When a network orders (or “picks up”) a pilot, they’re asking its writers/producers/studio to cast and produce a very close facsimile of what their series’ first episode will look like. Each pilot is reviewed by network brass, and then typically put into testing before a decision is made on whether it will land on the schedule (for fall or midseason).

That’s what happens next. We shoot the pilot. And only the pilot. Which will only ever air if the network sends it to series.

Meantime, there’s lots to do. First we cast and hire actors, a director, and many other people whose functions I still have to learn. We started talking lead actors a while ago, and the discussions always made me giggle. It’s weird to think of someone famous playing a role named after my dad.

On my end, I need to cut ten pages from my script. Ten pages! A producer from CBS’s THE GOOD WIFE was kind enough to clock my script for us, and that’s what we need to bring it in on time.

So here I sit in my attic office in freezing-cold New Jersey (19 degrees!), fussing with my script, nipping here, tucking there. Just like I’ve been doing these past few years, writing in cozy obscurity. Hollywood (82 degrees!) seems very far away—and a significant part of me wants to keep it that way. But change, it’s a-coming.

The difference between selling a TV pilot and selling a novel

…is that one will eventually see the light of day. The other may not. Ever.

Last year, for the first and maybe last time, I did both. I sold a novel to Penguin, and a TV pilot to CBS.

In both cases, the sale is only the end of the beginning of the process. You get paid, partially; the rest comes in increments, after you hand in the next draft, et cetera. You and your people edit the hell out of the thing. You prepare. You strategize. And you wait.

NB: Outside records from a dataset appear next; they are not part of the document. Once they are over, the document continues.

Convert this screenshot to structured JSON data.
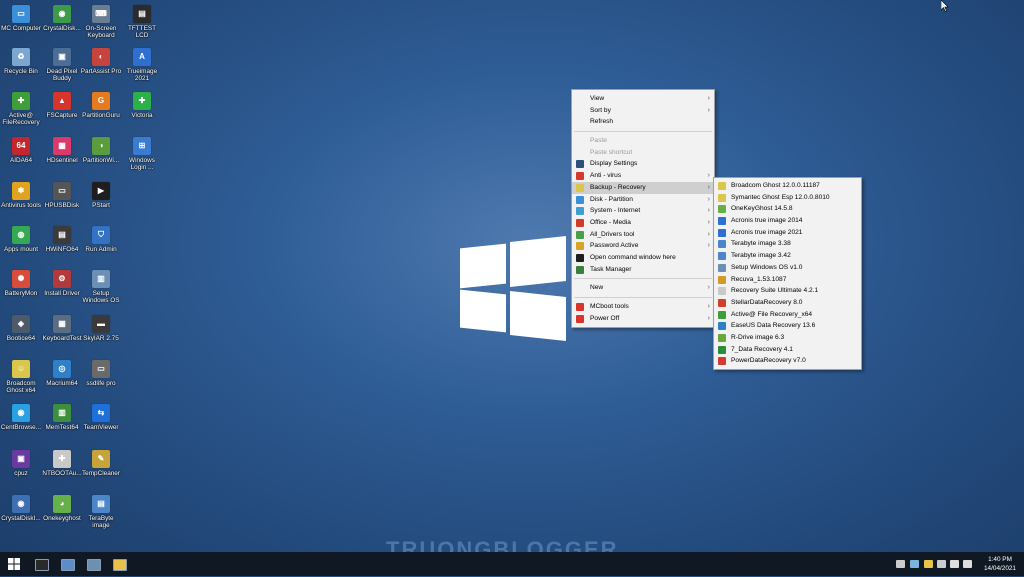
{
  "desktop_icons": [
    {
      "label": "MC Computer",
      "color": "#3a8fd8",
      "glyph": "▭",
      "icon": "computer-icon"
    },
    {
      "label": "CrystalDisk...",
      "color": "#3c9a48",
      "glyph": "◉",
      "icon": "crystaldisk-icon"
    },
    {
      "label": "On-Screen Keyboard",
      "color": "#6a7d94",
      "glyph": "⌨",
      "icon": "keyboard-icon"
    },
    {
      "label": "TFTTEST LCD",
      "color": "#2b2b2b",
      "glyph": "▤",
      "icon": "tfttest-icon"
    },
    {
      "label": "Recycle Bin",
      "color": "#7aa6cf",
      "glyph": "♻",
      "icon": "recycle-bin-icon"
    },
    {
      "label": "Dead Pixel Buddy",
      "color": "#4d6e94",
      "glyph": "▣",
      "icon": "dead-pixel-icon"
    },
    {
      "label": "PartAssist Pro",
      "color": "#c8433c",
      "glyph": "◐",
      "icon": "partassist-icon"
    },
    {
      "label": "Trueimage 2021",
      "color": "#2f6fd1",
      "glyph": "A",
      "icon": "trueimage-icon"
    },
    {
      "label": "Active@ FileRecovery",
      "color": "#3f9e3a",
      "glyph": "✚",
      "icon": "active-filerecovery-icon"
    },
    {
      "label": "FSCapture",
      "color": "#d7342b",
      "glyph": "▲",
      "icon": "fscapture-icon"
    },
    {
      "label": "PartitionGuru",
      "color": "#e57a1f",
      "glyph": "G",
      "icon": "partitionguru-icon"
    },
    {
      "label": "Victoria",
      "color": "#2bb14a",
      "glyph": "✚",
      "icon": "victoria-icon"
    },
    {
      "label": "AIDA64",
      "color": "#c4262e",
      "glyph": "64",
      "icon": "aida64-icon"
    },
    {
      "label": "HDsentinel",
      "color": "#d93a6a",
      "glyph": "▦",
      "icon": "hdsentinel-icon"
    },
    {
      "label": "PartitionWi...",
      "color": "#5b9c3c",
      "glyph": "◑",
      "icon": "partitionwizard-icon"
    },
    {
      "label": "Windows Login ...",
      "color": "#3b7bd1",
      "glyph": "⊞",
      "icon": "windows-login-icon"
    },
    {
      "label": "Antivirus tools",
      "color": "#e0a320",
      "glyph": "✱",
      "icon": "antivirus-icon"
    },
    {
      "label": "HPUSBDisk",
      "color": "#555555",
      "glyph": "▭",
      "icon": "hpusbdisk-icon"
    },
    {
      "label": "PStart",
      "color": "#1e1e1e",
      "glyph": "▶",
      "icon": "pstart-icon"
    },
    {
      "label": "",
      "color": "",
      "glyph": "",
      "icon": ""
    },
    {
      "label": "Apps mount",
      "color": "#35a853",
      "glyph": "◍",
      "icon": "apps-mount-icon"
    },
    {
      "label": "HWiNFO64",
      "color": "#3b3b3b",
      "glyph": "▤",
      "icon": "hwinfo64-icon"
    },
    {
      "label": "Run Admin",
      "color": "#3472c4",
      "glyph": "⛉",
      "icon": "run-admin-icon"
    },
    {
      "label": "",
      "color": "",
      "glyph": "",
      "icon": ""
    },
    {
      "label": "BatteryMon",
      "color": "#d94b3a",
      "glyph": "✺",
      "icon": "batterymon-icon"
    },
    {
      "label": "Install Driver",
      "color": "#b23a3a",
      "glyph": "⚙",
      "icon": "install-driver-icon"
    },
    {
      "label": "Setup Windows OS",
      "color": "#6c8fb5",
      "glyph": "▥",
      "icon": "setup-windows-icon"
    },
    {
      "label": "",
      "color": "",
      "glyph": "",
      "icon": ""
    },
    {
      "label": "Bootice64",
      "color": "#4c5a6a",
      "glyph": "◈",
      "icon": "bootice-icon"
    },
    {
      "label": "KeyboardTest",
      "color": "#5c6d80",
      "glyph": "▦",
      "icon": "keyboardtest-icon"
    },
    {
      "label": "SkyIAR 2.75",
      "color": "#3a3a3a",
      "glyph": "▬",
      "icon": "skyiar-icon"
    },
    {
      "label": "",
      "color": "",
      "glyph": "",
      "icon": ""
    },
    {
      "label": "Broadcom Ghost x64",
      "color": "#d9c64a",
      "glyph": "☺",
      "icon": "broadcom-ghost-icon"
    },
    {
      "label": "Macrium64",
      "color": "#2f7fc9",
      "glyph": "◎",
      "icon": "macrium-icon"
    },
    {
      "label": "ssdlife pro",
      "color": "#6a6a6a",
      "glyph": "▭",
      "icon": "ssdlife-icon"
    },
    {
      "label": "",
      "color": "",
      "glyph": "",
      "icon": ""
    },
    {
      "label": "CentBrowse...",
      "color": "#2aa0e0",
      "glyph": "◉",
      "icon": "centbrowser-icon"
    },
    {
      "label": "MemTest64",
      "color": "#3d8f3d",
      "glyph": "▥",
      "icon": "memtest-icon"
    },
    {
      "label": "TeamViewer",
      "color": "#1e6fd9",
      "glyph": "⇆",
      "icon": "teamviewer-icon"
    },
    {
      "label": "",
      "color": "",
      "glyph": "",
      "icon": ""
    },
    {
      "label": "cpuz",
      "color": "#6b3aa0",
      "glyph": "▣",
      "icon": "cpuz-icon"
    },
    {
      "label": "NTBOOTAu...",
      "color": "#c9c9c9",
      "glyph": "✚",
      "icon": "ntbootautofix-icon"
    },
    {
      "label": "TempCleaner",
      "color": "#c7a43a",
      "glyph": "✎",
      "icon": "tempcleaner-icon"
    },
    {
      "label": "",
      "color": "",
      "glyph": "",
      "icon": ""
    },
    {
      "label": "CrystalDiskI...",
      "color": "#3f6fb3",
      "glyph": "◉",
      "icon": "crystaldiskinfo-icon"
    },
    {
      "label": "Onekeyghost",
      "color": "#66b04a",
      "glyph": "◕",
      "icon": "onekeyghost-icon"
    },
    {
      "label": "TeraByte image",
      "color": "#4c86c9",
      "glyph": "▤",
      "icon": "terabyte-icon"
    }
  ],
  "context_menu": {
    "items": [
      {
        "type": "item",
        "label": "View",
        "arrow": "›",
        "enabled": true,
        "icon": "",
        "color": ""
      },
      {
        "type": "item",
        "label": "Sort by",
        "arrow": "›",
        "enabled": true,
        "icon": "",
        "color": ""
      },
      {
        "type": "item",
        "label": "Refresh",
        "arrow": "",
        "enabled": true,
        "icon": "",
        "color": ""
      },
      {
        "type": "sep"
      },
      {
        "type": "item",
        "label": "Paste",
        "arrow": "",
        "enabled": false,
        "icon": "",
        "color": ""
      },
      {
        "type": "item",
        "label": "Paste shortcut",
        "arrow": "",
        "enabled": false,
        "icon": "",
        "color": ""
      },
      {
        "type": "item",
        "label": "Display Settings",
        "arrow": "",
        "enabled": true,
        "icon": "display-icon",
        "color": "#2c4f7c"
      },
      {
        "type": "item",
        "label": "Anti - virus",
        "arrow": "›",
        "enabled": true,
        "icon": "antivirus-icon",
        "color": "#d33c2c"
      },
      {
        "type": "item",
        "label": "Backup - Recovery",
        "arrow": "›",
        "enabled": true,
        "icon": "backup-icon",
        "color": "#d9c64a",
        "highlight": true
      },
      {
        "type": "item",
        "label": "Disk - Partition",
        "arrow": "›",
        "enabled": true,
        "icon": "disk-icon",
        "color": "#3a8fd8"
      },
      {
        "type": "item",
        "label": "System - Internet",
        "arrow": "›",
        "enabled": true,
        "icon": "globe-icon",
        "color": "#3da0d0"
      },
      {
        "type": "item",
        "label": "Office - Media",
        "arrow": "›",
        "enabled": true,
        "icon": "office-icon",
        "color": "#d23a2b"
      },
      {
        "type": "item",
        "label": "All_Drivers tool",
        "arrow": "›",
        "enabled": true,
        "icon": "drivers-icon",
        "color": "#4aa04a"
      },
      {
        "type": "item",
        "label": "Password Active",
        "arrow": "›",
        "enabled": true,
        "icon": "key-icon",
        "color": "#d9a22b"
      },
      {
        "type": "item",
        "label": "Open command window here",
        "arrow": "",
        "enabled": true,
        "icon": "cmd-icon",
        "color": "#1e1e1e"
      },
      {
        "type": "item",
        "label": "Task Manager",
        "arrow": "",
        "enabled": true,
        "icon": "taskmanager-icon",
        "color": "#3b7f3b"
      },
      {
        "type": "sep"
      },
      {
        "type": "item",
        "label": "New",
        "arrow": "›",
        "enabled": true,
        "icon": "",
        "color": ""
      },
      {
        "type": "sep"
      },
      {
        "type": "item",
        "label": "MCboot tools",
        "arrow": "›",
        "enabled": true,
        "icon": "mcboot-icon",
        "color": "#d9352a"
      },
      {
        "type": "item",
        "label": "Power Off",
        "arrow": "›",
        "enabled": true,
        "icon": "power-icon",
        "color": "#d9352a"
      }
    ]
  },
  "submenu": {
    "items": [
      {
        "label": "Broadcom Ghost 12.0.0.11187",
        "icon": "ghost-icon",
        "color": "#d9c64a"
      },
      {
        "label": "Symantec Ghost Esp 12.0.0.8010",
        "icon": "ghost-icon",
        "color": "#d9c64a"
      },
      {
        "label": "OneKeyGhost 14.5.8",
        "icon": "onekeyghost-icon",
        "color": "#66b04a"
      },
      {
        "label": "Acronis true image 2014",
        "icon": "acronis-icon",
        "color": "#2f6fd1"
      },
      {
        "label": "Acronis true image 2021",
        "icon": "acronis-icon",
        "color": "#2f6fd1"
      },
      {
        "label": "Terabyte image 3.38",
        "icon": "terabyte-icon",
        "color": "#4c86c9"
      },
      {
        "label": "Terabyte image 3.42",
        "icon": "terabyte-icon",
        "color": "#4c86c9"
      },
      {
        "label": "Setup Windows OS v1.0",
        "icon": "setup-icon",
        "color": "#6c8fb5"
      },
      {
        "label": "Recuva_1.53.1087",
        "icon": "recuva-icon",
        "color": "#d39a2a"
      },
      {
        "label": "Recovery Suite Ultimate 4.2.1",
        "icon": "recovery-icon",
        "color": "#c9c9c9"
      },
      {
        "label": "StellarDataRecovery 8.0",
        "icon": "stellar-icon",
        "color": "#d3402a"
      },
      {
        "label": "Active@ File Recovery_x64",
        "icon": "active-icon",
        "color": "#3f9e3a"
      },
      {
        "label": "EaseUS Data Recovery 13.6",
        "icon": "easeus-icon",
        "color": "#2f7fc9"
      },
      {
        "label": "R-Drive image 6.3",
        "icon": "rdrive-icon",
        "color": "#6aa63a"
      },
      {
        "label": "7_Data Recovery 4.1",
        "icon": "7data-icon",
        "color": "#2e8b3a"
      },
      {
        "label": "PowerDataRecovery v7.0",
        "icon": "powerdata-icon",
        "color": "#d33c2c"
      }
    ]
  },
  "taskbar": {
    "apps": [
      {
        "icon": "start-icon",
        "color": "#ffffff"
      },
      {
        "icon": "cmd-icon",
        "color": "#2a2a2a"
      },
      {
        "icon": "computer-icon",
        "color": "#5b8ec7"
      },
      {
        "icon": "network-icon",
        "color": "#6d8fb0"
      },
      {
        "icon": "folder-icon",
        "color": "#e8c24a"
      }
    ],
    "time": "1:40 PM",
    "date": "14/04/2021",
    "tray": [
      {
        "icon": "pen-icon",
        "color": "#cccccc"
      },
      {
        "icon": "usb-icon",
        "color": "#7ab4e0"
      },
      {
        "icon": "monitor-icon",
        "color": "#e8c24a"
      },
      {
        "icon": "network-tray-icon",
        "color": "#cccccc"
      },
      {
        "icon": "volume-icon",
        "color": "#dddddd"
      },
      {
        "icon": "language-icon",
        "color": "#dddddd"
      }
    ]
  },
  "watermark": "TRUONGBLOGGER"
}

In the case of my novel, “Pastors’ Wives” (pre-order now on Amazon!), we have a publication date: May 2013. Since we sold the manuscript in February 2012, it’s gone through two edits by my main editor, a copy edit, and something called a pass, which is kind of like a proof. We rejected two cover designs before we landed on one we loved. I begged other authors for blurbs. We’re currently circulating it among book bloggers and reviewers. Next week I meet with my agents, editors and publicists to devise an all-out marketing strategy.

And whatever happens, it will publish in May. If the only people who buy it are related to me by blood, it will still exist in the world.

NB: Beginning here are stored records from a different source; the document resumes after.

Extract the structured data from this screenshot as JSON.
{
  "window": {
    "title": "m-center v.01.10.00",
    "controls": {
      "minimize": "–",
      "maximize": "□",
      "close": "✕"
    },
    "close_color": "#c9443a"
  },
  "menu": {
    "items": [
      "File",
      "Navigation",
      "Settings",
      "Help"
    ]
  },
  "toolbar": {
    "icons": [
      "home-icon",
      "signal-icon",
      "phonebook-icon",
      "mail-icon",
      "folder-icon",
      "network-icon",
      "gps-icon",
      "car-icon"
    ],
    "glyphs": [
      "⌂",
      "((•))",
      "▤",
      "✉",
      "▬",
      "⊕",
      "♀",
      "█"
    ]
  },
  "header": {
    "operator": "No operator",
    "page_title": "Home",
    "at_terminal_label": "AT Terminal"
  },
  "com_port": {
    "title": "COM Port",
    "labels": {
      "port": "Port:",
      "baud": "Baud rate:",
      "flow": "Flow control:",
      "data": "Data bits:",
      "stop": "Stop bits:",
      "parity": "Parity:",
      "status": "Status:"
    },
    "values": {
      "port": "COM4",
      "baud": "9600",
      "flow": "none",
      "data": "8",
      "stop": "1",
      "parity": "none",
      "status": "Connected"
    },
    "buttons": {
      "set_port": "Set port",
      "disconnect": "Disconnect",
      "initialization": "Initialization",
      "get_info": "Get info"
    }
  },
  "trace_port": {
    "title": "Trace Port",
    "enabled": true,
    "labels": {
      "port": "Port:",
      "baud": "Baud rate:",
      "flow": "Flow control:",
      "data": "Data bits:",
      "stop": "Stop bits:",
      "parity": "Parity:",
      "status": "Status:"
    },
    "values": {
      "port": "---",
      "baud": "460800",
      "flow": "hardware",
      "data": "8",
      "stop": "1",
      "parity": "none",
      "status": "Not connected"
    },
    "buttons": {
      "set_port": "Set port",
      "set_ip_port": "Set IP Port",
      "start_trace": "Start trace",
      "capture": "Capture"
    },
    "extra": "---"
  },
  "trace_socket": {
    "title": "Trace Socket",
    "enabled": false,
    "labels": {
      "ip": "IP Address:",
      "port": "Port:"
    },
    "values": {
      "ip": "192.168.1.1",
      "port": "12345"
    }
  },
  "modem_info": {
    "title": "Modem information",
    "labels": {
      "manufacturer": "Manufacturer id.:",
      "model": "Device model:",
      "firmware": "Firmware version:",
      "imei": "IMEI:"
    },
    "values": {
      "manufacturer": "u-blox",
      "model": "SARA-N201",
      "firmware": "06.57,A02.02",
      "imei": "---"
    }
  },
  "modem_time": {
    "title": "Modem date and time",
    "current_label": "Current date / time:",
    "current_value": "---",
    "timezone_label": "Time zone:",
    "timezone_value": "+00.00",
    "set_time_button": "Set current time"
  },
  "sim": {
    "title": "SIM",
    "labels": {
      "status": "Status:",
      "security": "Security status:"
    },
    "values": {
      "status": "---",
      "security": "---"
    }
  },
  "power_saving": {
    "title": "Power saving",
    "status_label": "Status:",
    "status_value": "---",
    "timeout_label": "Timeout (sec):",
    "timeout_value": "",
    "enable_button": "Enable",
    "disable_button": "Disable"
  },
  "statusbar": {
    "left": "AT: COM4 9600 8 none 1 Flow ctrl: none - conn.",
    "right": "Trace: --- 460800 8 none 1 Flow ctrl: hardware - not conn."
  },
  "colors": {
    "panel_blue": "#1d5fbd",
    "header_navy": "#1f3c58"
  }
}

Not so my pilot.

So far, the 66 pages I bled over have been read by under two dozen people: my manager, my agents, our producers, our studio execs, and our network execs. I made my husband read it. Also a very few people with expertise in my topic, for fact-checking purposes.

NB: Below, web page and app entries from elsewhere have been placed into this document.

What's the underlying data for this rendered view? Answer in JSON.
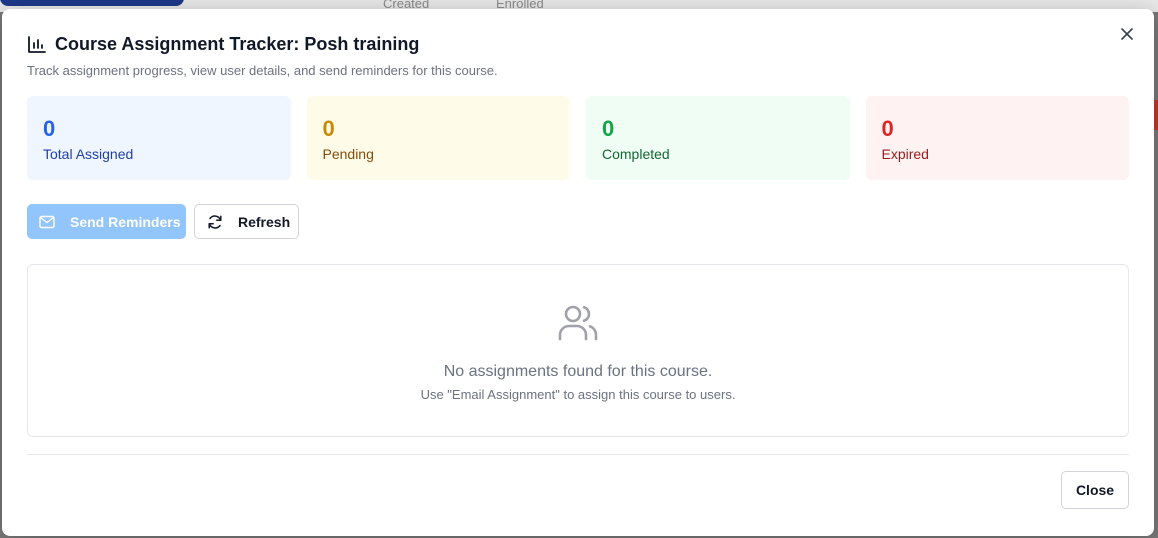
{
  "background": {
    "columns": [
      "Created",
      "Enrolled"
    ]
  },
  "dialog": {
    "title": "Course Assignment Tracker: Posh training",
    "subtitle": "Track assignment progress, view user details, and send reminders for this course.",
    "title_icon": "bar-chart-icon",
    "close_icon": "close-icon"
  },
  "stats": [
    {
      "value": "0",
      "label": "Total Assigned",
      "bg": "#eff6ff",
      "num_color": "#2563eb",
      "label_color": "#1e40af"
    },
    {
      "value": "0",
      "label": "Pending",
      "bg": "#fefce8",
      "num_color": "#ca8a04",
      "label_color": "#854d0e"
    },
    {
      "value": "0",
      "label": "Completed",
      "bg": "#f0fdf4",
      "num_color": "#16a34a",
      "label_color": "#166534"
    },
    {
      "value": "0",
      "label": "Expired",
      "bg": "#fef2f2",
      "num_color": "#dc2626",
      "label_color": "#991b1b"
    }
  ],
  "actions": {
    "send_reminders": "Send Reminders",
    "send_icon": "mail-icon",
    "refresh": "Refresh",
    "refresh_icon": "refresh-icon"
  },
  "empty_state": {
    "icon": "users-icon",
    "message": "No assignments found for this course.",
    "hint": "Use \"Email Assignment\" to assign this course to users."
  },
  "footer": {
    "close_label": "Close"
  }
}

That’s it. And that may be it, ever.

In a couple of weeks, we’ll know if mine is among the seven or eight drama pilots CBS will decide to shoot, among the 60 or so it has bought this season. I mention this so you know my odds are loooong.

If it should happen to hit the jackpot, then, yes, many more people will read the script. And if it should happen to win the whole lotto and get sent to series, even the tiniest broadcast TV audience would dwarf a bestselling book’s.

And in the likely event it doesn’t? Then into the bin it goes. No chance of selling it elsewhere, as the studio now owns the rights. The Writer’s Guild stages readings of unproduced teleplays, but that would just be weird.

So here I send my two babies into 2013, their fortunes already set. I love them both. I hope they make it.